Reverting to some of the more esthetic considerations, the interior of the 300-G is impressive and, if the acceptance of this car’s principal competitor (Thunderbird ) is any guide, the individual seating for four will be a good selling point for Chrysler. Frankly, as a personal opinion, we aren’t so “sold” on the idea of a high console between the front seats, except as an anti-sparking device. Many cities have laws limiting exit from the left side door and, with an interior body width of over 6 feet, the unavailable space seems a waste. This was carried over in the rear seating arrangement, where there are 2 semi-bucket seats.
While front passengers have ample space for feet, legs, hips and shoulders, the rear-seat riders don’t; foot room is cramped, leg room short and width at shoulder height limited. It seems incredible that 4 people should be cramped in a car this large. Still, individual seats are extremely comfortable and, aside from the ridiculous placement of the tachometer, (low and on top of the “tunnel”), we liked the feeling of luxury which this car gives to its occupants.

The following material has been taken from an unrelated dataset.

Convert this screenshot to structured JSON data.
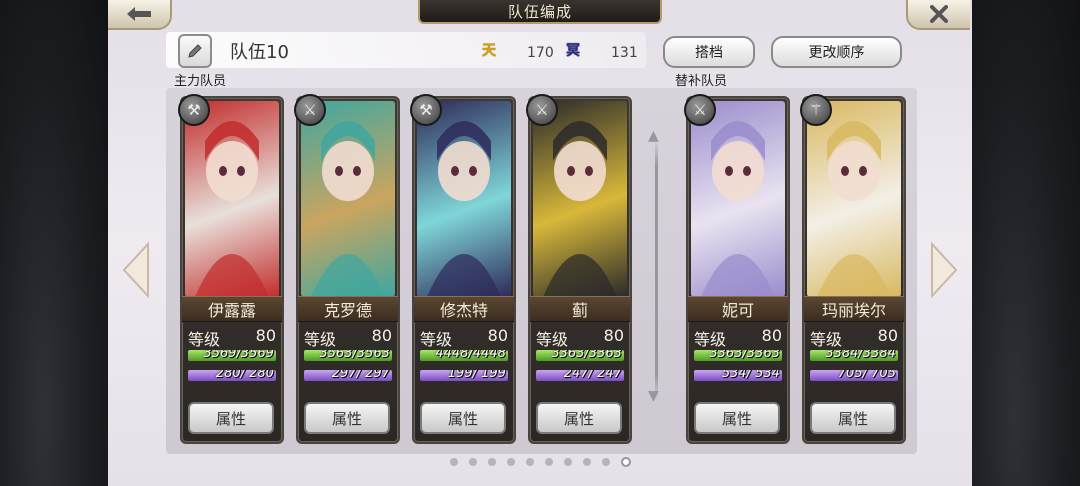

Summed up, the Chrysler 300-G is a deluxe four passenger sports car or, more correctly, a Grand Turismo (Touring) type of sports car. It is big, it goes, it handles and it is remarkably economical. Equally important, perhaps, is the fact that the 300-G brings back much of the fun element to driving. We hated to part with it.

1961 Chrysler 300-G RoadTest 1961 Chrysler 300-G RoadTest 1961 Chrysler 300-G RoadTest 1961 Chrysler 300-G RoadTest 1961 Chrysler 300-G RoadTest 1961 Chrysler 300-G RoadTest 1961 Chrysler 300-G RoadTest 1961 Chrysler 300-G RoadTest